*Activity*. Scan the entries below for the word "image". Copy each line that has it.

___ Data for processing ___

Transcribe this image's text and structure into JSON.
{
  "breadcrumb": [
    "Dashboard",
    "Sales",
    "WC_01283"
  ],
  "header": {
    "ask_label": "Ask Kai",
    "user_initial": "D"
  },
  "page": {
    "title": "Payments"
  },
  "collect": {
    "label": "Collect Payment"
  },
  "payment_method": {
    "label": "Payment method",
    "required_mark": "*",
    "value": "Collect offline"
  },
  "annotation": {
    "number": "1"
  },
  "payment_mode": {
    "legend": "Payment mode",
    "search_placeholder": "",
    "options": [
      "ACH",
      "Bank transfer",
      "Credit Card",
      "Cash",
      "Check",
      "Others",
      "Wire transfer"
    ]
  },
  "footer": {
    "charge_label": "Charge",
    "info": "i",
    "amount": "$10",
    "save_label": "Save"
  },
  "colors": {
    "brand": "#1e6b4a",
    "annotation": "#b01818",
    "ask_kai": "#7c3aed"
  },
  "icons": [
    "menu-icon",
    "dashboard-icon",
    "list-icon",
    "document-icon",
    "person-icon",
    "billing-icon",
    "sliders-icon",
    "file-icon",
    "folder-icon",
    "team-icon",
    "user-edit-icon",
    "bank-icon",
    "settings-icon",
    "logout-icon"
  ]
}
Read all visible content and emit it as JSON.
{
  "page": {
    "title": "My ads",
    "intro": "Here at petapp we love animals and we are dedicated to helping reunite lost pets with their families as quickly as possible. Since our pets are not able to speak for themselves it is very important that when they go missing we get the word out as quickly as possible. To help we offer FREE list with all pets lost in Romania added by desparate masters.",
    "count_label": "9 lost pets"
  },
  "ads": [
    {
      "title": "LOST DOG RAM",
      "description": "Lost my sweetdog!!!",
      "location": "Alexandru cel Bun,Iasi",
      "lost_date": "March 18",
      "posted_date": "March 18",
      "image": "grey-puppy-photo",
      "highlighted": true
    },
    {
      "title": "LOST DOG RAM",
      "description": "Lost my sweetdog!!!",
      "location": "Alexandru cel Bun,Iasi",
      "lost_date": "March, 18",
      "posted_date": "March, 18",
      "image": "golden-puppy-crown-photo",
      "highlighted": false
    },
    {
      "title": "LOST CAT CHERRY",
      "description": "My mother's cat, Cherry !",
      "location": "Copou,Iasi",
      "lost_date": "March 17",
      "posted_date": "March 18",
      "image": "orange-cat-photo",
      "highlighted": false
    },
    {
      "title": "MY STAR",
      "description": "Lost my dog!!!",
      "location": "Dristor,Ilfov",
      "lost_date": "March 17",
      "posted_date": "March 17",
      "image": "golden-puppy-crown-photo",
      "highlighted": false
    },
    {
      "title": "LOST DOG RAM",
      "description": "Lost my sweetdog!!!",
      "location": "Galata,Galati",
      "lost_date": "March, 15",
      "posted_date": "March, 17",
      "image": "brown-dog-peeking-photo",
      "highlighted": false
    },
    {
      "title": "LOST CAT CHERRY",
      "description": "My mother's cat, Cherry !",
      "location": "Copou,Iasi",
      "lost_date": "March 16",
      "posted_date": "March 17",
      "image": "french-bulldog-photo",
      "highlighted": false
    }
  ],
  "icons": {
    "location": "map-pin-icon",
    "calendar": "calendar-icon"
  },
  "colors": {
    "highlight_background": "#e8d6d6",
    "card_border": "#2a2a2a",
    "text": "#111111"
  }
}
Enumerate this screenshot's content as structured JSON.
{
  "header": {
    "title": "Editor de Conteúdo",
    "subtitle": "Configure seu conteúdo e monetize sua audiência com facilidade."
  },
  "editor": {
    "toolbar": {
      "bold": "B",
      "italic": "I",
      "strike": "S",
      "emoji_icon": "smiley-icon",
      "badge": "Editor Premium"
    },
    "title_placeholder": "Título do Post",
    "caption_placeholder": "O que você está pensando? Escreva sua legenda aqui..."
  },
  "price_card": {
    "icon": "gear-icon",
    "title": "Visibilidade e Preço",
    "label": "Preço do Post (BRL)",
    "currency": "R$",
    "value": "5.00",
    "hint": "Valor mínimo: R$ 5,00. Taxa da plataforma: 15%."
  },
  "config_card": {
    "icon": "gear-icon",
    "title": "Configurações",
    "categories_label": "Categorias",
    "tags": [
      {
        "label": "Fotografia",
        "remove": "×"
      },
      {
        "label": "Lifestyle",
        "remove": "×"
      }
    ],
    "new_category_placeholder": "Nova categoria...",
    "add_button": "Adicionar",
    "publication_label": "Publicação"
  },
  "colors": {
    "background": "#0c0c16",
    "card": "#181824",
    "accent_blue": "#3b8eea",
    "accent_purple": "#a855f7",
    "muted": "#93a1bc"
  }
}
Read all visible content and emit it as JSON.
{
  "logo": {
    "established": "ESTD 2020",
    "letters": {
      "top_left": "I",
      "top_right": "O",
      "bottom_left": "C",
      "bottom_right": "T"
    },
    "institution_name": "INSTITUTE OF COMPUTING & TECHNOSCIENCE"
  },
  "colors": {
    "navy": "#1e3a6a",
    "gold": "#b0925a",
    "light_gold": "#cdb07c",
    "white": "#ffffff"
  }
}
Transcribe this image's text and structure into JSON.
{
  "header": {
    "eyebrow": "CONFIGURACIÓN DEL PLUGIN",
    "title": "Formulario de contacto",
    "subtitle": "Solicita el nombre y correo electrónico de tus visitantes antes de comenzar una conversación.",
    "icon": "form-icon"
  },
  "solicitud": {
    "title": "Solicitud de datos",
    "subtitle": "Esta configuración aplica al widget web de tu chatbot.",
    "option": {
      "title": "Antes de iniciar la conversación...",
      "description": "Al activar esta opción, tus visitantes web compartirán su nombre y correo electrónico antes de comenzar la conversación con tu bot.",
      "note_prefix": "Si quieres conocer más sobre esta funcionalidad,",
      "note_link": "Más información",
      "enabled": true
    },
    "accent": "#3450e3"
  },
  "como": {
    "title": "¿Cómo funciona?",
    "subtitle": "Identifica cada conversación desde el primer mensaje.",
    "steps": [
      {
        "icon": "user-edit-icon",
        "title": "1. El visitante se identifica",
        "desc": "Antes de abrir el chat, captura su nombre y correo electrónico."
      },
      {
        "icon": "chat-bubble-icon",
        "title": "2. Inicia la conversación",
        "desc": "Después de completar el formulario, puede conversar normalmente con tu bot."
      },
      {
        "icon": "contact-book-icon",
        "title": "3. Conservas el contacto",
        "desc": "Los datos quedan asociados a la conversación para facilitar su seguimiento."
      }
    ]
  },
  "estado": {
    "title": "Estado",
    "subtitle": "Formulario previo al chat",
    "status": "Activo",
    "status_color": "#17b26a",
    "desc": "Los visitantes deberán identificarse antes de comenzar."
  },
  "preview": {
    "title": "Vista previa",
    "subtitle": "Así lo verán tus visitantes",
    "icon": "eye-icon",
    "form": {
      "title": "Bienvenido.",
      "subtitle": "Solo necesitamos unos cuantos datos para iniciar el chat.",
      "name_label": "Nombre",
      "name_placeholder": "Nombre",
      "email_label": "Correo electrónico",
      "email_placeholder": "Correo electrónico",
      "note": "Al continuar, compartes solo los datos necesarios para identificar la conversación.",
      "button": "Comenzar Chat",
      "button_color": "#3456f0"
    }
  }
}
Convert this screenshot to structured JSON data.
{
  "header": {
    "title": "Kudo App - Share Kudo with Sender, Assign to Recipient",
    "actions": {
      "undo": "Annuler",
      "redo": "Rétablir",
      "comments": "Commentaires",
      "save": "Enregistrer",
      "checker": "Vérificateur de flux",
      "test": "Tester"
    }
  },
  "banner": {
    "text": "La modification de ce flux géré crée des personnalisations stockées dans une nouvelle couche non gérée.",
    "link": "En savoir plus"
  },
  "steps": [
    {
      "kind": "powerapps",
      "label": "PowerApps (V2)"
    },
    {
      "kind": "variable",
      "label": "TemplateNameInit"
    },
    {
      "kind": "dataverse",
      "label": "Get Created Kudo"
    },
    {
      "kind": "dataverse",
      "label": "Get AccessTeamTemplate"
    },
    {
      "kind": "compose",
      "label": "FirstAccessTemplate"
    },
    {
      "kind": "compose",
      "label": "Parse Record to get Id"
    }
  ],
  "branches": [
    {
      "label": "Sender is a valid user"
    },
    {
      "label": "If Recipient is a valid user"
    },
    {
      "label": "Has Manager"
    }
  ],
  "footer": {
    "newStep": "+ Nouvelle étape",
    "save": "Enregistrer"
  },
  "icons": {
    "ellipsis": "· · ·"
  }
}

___

*Output of the task*.
Transcribe this image's text and structure into JSON.
      "image": "grey-puppy-photo",
      "image": "golden-puppy-crown-photo",
      "image": "orange-cat-photo",
      "image": "golden-puppy-crown-photo",
      "image": "brown-dog-peeking-photo",
      "image": "french-bulldog-photo",
Transcribe this image's text and structure into JSON.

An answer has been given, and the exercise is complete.